Many mammals that walk on all four limbs stand up on their hind limbs while fighting an opponent. This impulse is seen in a wide range of mammals such as the cat family (cats, lions, tigers, etc.), the dog family (dogs, wolves, foxes, bears etc.), horses, anteaters and apes. It is speculated that the bipedal posture lends more power to the strike and is hence adopted by these animals. Striking downwards with the forelimbs is also speculated to generate a greater striking power than striking upwards. This study involved human volunteers who were tested in both bipedal and four-legged postures, to see if their striking power was greater upwards or downwards.
* For the study, a total of 15 healthy men who had had prior training in boxing and other martial arts were chosen.
* The men were asked to strike a punching bag connected to a device to measure the force of the strike.
* The strikes were orchestrated in both standing on two feet and the four-legged posture. The latter posture involved supporting oneself on the knees and a hand and using the other arm to strike. Both forward, side ways, downward and upward strikes were also recorded.
* The results revealed that bipedal posture allowed for a 44 percent more impact downward and 47 percent more impact upward, when compared to the four legged posture.
* A forward hit registered the highest force – 49 percent greater in the bipedal posture compared to the four legged posture.
* A sideways hit showed a 43 percent higher force in the two legged posture compared to the four legged posture.
* While assessing the total amount of work energy expended, it was noted that downwards strikes needed 2.3 times more energy than did upward strikes in both two- and four-legged positions.
The author admits that since human beings are bipedal by habit, this study may not be completely relevant for them. A similar study could be conducted in animals that walk on four limbs and adopt a bipedal posture to fight, especially the great apes. However, it is difficult to train the animal to fight for such an experiment.
This study shows that when humans strike with their hands while standing on their lower limbs, they tend to exert 40 to 50 percent more force in their strikes than when they are on their knees and supporting their body with one of the arms, like a four-legged animal. It is also seen that a bipedal posture can generate around 200 percent more energy when striking downwards than when striking upwards. Observing that the males of the great apes compete and fight from a bipedal position to win the right to mate with a female, the author concludes that a similar incentive drove human beings into adopting a bipedal posture.
For More Information:

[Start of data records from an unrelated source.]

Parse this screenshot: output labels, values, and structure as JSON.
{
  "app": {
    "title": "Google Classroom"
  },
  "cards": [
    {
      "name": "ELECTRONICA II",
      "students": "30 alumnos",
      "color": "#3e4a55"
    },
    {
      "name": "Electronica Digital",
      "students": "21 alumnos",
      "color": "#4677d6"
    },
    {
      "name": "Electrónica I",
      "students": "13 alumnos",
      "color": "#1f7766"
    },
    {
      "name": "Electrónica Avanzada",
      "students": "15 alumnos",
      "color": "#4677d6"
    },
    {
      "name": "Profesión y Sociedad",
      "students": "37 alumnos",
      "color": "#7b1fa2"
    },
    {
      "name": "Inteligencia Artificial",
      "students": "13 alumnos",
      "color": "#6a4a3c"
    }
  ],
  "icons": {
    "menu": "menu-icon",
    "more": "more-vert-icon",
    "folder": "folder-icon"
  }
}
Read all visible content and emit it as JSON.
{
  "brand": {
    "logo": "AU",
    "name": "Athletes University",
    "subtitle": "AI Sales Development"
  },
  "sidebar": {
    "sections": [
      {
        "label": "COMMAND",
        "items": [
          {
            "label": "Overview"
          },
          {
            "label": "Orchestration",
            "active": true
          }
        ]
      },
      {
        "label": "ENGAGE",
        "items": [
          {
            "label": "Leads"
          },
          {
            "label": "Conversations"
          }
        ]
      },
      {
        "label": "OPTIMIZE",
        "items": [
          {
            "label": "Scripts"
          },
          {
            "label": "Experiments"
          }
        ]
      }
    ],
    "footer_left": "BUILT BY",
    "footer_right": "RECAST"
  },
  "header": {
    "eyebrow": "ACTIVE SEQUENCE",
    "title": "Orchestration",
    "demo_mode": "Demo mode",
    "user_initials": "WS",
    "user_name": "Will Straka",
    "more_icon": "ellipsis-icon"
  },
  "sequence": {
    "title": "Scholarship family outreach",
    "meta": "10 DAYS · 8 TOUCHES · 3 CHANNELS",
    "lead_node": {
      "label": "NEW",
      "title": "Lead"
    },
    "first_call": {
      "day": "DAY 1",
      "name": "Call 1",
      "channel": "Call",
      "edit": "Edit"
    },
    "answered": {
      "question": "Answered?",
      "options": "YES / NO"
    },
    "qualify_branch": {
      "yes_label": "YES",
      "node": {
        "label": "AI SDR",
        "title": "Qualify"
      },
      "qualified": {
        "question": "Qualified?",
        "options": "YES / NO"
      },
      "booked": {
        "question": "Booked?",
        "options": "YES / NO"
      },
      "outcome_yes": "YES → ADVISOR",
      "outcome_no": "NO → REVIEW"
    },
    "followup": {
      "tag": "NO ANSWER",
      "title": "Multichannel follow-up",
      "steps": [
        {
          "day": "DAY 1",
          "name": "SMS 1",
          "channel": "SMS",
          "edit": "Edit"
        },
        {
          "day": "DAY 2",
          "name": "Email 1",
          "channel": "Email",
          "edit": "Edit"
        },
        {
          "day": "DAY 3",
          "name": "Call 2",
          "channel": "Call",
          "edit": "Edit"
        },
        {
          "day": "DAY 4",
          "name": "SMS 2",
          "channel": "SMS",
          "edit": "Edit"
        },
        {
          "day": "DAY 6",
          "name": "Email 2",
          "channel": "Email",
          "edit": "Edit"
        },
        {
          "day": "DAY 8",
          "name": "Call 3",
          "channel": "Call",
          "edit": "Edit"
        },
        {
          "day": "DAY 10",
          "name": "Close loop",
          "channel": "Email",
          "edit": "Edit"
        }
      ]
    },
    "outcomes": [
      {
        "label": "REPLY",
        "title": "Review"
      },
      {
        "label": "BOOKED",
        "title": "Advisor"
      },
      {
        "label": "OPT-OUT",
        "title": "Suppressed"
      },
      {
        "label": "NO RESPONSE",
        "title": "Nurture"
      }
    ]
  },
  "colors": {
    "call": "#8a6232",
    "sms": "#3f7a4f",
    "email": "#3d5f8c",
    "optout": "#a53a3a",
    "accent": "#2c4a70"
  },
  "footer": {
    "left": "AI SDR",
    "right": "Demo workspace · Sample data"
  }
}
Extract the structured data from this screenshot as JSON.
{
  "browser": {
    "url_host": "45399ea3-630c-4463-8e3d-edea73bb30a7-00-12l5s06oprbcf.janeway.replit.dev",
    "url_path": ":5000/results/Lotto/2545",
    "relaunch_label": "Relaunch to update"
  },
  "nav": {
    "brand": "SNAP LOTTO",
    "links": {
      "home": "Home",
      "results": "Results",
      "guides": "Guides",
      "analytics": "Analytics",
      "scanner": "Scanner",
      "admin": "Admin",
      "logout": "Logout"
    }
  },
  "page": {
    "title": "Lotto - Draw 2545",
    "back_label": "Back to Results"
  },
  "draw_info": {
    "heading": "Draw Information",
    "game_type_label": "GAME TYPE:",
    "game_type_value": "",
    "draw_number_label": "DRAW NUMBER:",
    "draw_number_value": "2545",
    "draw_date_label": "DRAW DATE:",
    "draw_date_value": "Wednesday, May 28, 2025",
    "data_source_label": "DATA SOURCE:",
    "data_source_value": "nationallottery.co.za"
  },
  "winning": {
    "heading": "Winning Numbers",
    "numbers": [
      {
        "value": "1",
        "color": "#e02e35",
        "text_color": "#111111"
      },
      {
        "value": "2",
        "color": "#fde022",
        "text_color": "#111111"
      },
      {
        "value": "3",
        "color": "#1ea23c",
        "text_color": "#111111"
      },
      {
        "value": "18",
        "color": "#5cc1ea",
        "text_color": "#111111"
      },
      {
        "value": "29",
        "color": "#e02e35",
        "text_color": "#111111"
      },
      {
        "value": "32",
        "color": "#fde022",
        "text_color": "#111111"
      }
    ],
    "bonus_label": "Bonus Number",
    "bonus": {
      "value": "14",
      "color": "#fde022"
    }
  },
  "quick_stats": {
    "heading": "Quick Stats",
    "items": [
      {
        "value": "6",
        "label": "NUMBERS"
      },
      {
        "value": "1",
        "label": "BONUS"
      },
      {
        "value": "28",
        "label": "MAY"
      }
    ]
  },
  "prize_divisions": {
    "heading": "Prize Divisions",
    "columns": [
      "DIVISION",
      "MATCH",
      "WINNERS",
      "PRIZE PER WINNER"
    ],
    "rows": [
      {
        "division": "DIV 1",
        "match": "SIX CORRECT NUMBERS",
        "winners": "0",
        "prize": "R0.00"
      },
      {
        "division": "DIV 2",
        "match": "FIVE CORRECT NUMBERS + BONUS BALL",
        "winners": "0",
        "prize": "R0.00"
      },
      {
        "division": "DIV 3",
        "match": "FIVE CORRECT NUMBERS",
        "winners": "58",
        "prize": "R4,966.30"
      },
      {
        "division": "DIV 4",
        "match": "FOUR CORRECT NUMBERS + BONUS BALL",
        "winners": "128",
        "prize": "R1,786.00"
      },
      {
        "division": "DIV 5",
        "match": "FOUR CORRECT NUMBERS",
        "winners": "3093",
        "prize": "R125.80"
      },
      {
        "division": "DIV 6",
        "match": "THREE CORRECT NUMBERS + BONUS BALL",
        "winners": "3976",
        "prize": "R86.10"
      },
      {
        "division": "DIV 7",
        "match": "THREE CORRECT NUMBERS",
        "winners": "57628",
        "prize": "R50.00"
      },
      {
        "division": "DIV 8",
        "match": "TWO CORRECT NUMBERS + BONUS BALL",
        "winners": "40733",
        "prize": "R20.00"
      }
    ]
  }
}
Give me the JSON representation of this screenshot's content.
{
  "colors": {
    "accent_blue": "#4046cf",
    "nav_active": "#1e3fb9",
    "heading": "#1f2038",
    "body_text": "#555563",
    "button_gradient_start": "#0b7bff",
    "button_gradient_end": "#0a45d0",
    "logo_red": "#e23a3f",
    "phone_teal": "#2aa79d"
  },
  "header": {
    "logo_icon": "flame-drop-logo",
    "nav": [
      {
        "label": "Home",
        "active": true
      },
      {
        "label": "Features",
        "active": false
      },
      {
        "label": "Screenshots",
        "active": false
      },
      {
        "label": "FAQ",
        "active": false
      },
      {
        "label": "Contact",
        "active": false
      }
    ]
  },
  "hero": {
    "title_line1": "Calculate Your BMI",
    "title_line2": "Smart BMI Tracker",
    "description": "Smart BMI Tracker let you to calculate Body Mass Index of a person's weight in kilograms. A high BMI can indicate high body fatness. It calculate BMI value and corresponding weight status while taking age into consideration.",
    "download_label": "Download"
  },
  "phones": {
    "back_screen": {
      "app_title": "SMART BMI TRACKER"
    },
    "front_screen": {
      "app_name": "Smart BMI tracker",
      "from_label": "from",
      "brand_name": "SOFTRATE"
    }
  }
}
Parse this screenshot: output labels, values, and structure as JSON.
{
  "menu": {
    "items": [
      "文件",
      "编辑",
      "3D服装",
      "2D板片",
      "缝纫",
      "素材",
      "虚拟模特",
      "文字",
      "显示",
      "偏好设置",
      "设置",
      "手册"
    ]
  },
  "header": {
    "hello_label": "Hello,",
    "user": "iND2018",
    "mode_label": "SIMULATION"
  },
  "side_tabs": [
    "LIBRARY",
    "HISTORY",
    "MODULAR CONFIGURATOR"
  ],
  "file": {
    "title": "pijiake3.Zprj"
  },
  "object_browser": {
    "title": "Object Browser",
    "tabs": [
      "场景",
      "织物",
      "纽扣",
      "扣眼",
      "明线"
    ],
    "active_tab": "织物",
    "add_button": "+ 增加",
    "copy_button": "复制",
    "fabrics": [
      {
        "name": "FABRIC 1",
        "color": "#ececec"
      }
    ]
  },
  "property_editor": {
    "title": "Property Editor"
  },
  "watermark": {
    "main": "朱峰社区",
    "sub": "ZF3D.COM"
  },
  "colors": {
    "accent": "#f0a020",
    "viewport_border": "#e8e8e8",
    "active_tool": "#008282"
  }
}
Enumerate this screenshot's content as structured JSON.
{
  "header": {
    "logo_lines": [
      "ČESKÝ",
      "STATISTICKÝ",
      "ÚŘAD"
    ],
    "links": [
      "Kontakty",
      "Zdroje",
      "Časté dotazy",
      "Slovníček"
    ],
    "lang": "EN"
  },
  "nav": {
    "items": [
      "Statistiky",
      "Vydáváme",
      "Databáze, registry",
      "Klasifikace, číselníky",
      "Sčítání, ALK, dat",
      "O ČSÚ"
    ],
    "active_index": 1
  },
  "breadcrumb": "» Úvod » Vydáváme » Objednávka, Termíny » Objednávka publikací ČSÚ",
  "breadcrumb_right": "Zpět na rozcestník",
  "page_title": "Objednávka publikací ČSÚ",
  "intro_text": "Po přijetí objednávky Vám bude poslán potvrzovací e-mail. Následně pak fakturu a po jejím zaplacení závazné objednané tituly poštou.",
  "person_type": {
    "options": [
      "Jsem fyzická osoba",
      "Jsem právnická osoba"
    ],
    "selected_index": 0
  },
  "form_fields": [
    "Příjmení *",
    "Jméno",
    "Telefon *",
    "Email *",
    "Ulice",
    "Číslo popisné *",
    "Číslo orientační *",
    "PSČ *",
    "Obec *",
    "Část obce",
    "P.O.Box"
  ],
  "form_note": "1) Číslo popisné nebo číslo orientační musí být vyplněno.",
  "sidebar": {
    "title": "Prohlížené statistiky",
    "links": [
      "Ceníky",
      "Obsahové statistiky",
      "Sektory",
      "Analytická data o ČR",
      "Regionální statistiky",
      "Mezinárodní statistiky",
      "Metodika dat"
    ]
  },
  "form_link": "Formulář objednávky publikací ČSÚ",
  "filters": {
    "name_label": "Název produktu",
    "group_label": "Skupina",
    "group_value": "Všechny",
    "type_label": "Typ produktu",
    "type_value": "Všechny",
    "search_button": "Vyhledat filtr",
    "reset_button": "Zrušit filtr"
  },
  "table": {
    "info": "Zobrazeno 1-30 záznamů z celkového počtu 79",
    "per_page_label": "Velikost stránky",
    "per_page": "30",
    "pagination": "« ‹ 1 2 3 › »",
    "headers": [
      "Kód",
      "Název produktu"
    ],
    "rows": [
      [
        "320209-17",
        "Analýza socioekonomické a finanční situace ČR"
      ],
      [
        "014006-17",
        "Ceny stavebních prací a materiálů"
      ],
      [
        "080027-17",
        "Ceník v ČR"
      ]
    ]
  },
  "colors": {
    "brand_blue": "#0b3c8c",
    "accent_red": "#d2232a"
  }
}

The Advantage of Standing Up to Fight and the Evolution of Habitual Bipedalism in Hominins
Publication Journal: Plos One, May 2011
By David R Carrier; University of Utah, Salt Lake City, Utah
*FYI Living Lab Reports Are Summaries of the Original Research